24 hours of sunshine in Mozambique

Photo: ADEL
In Maringue district in central Mozambique people can now see the effects of using solar energy for lighting their homes. Through a project supported by Norges Naturvernforbund has more than 80 families within short time purchased a solar panel system. The costs of the solar panels can be paid back over some few months with the money saved for lamp oil and radio batteries. In addition a considerable health gain is achieved when the indoor air is not polluted by the lamp fume.

Norges Naturvernforbund’s local partner organization, ADEL-Sofala, has in 2008 created an energy shop in Maringue. Through this shop they have already made it possible for 80 families to purchase a small solar panel set at a price of 1800 meticais (approximately 70 US dollars), paid in instalments over a few months. In this way these families have significantly reduced their use of lamp oil and radio batteries, again resulting in saved money. Data based on a survey made in some communities show that a family may use around 20 US dollars per month on lamp oil and radio batteries. This shows clearly the potential of shifting to solar energy for families in Maringue, and elsewhere. An additional and important effect is that this shift brings reduced pollution, both indoors and outdoors, which in the next turn results in less health problems.

An instruction leaflet is developed by ADEL and given to those who buy the solar panels. In addition, ADEL gives technical advice, if necessary also after installation. Some of the families have now aired their wish to have an additional panel, but ADEL is focusing their assistance on the ones who want to have their first panel.

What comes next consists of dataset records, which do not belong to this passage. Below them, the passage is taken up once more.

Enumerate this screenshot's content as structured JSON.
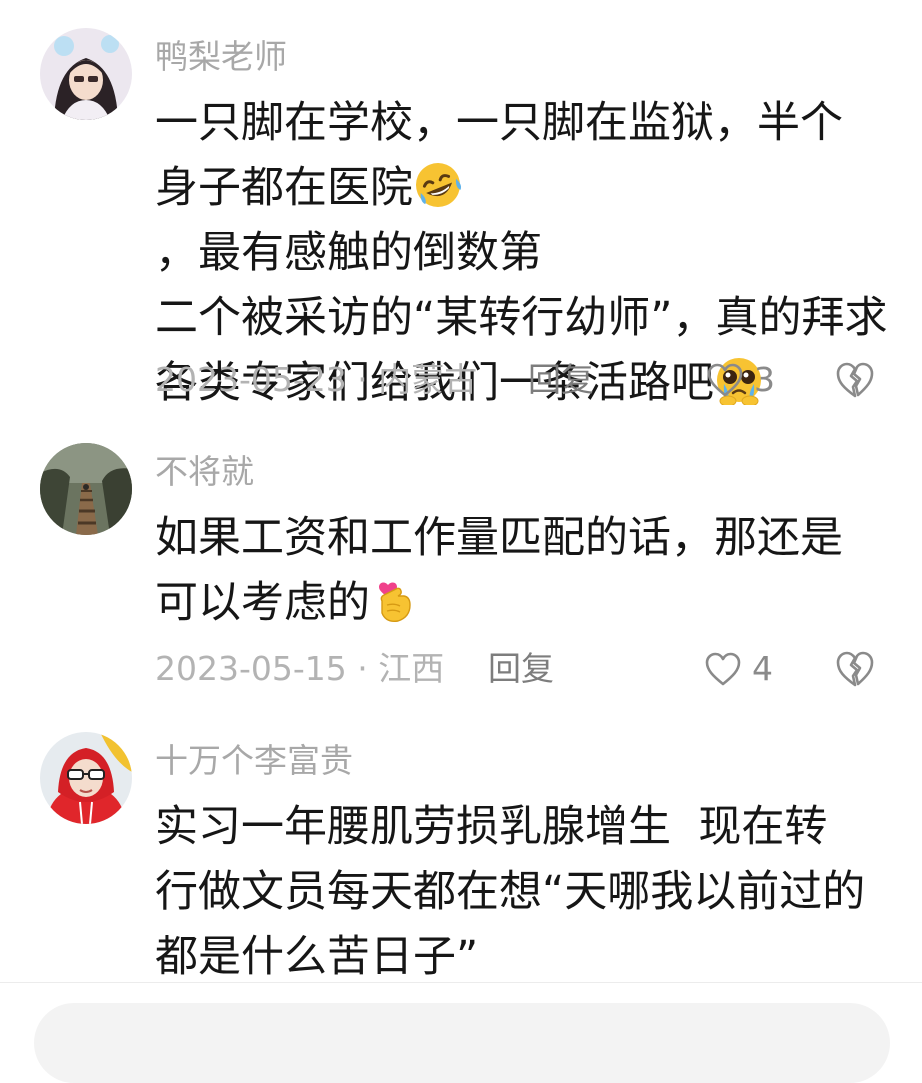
{
  "comments": [
    {
      "username": "鸭梨老师",
      "lines": [
        "一只脚在学校，一只脚在监狱，半个",
        "身子都在医院",
        "，最有感触的倒数第",
        "二个被采访的“某转行幼师”，真的拜求",
        "各类专家们给我们一条活路吧"
      ],
      "date": "2023-05-23",
      "location": "内蒙古",
      "reply_label": "回复",
      "likes": "3",
      "emoji_1": "rofl-emoji",
      "emoji_2": "pleading-tears-emoji"
    },
    {
      "username": "不将就",
      "lines": [
        "如果工资和工作量匹配的话，那还是",
        "可以考虑的"
      ],
      "date": "2023-05-15",
      "location": "江西",
      "reply_label": "回复",
      "likes": "4",
      "emoji_1": "finger-heart-emoji"
    },
    {
      "username": "十万个李富贵",
      "lines": [
        "实习一年腰肌劳损乳腺增生  现在转",
        "行做文员每天都在想“天哪我以前过的",
        "都是什么苦日子”"
      ]
    }
  ],
  "separator": "·",
  "colors": {
    "username": "#a8a8a8",
    "body_text": "#161616",
    "meta": "#b3b3b3",
    "icon": "#8a8a8a",
    "input_bg": "#f3f3f3"
  }
}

In the district centre of Maringue there is an electricity generator. This has not been in operation for the last nine months due to the fact that the local administration has had no money for the fuel. One of the effects is that schools have not been able to run evening lessons, as they normally would have done, to compensate for the lack of classrooms during day-time. Two schools have now installed solar panels, making them able to have evening lessons in some of their classrooms.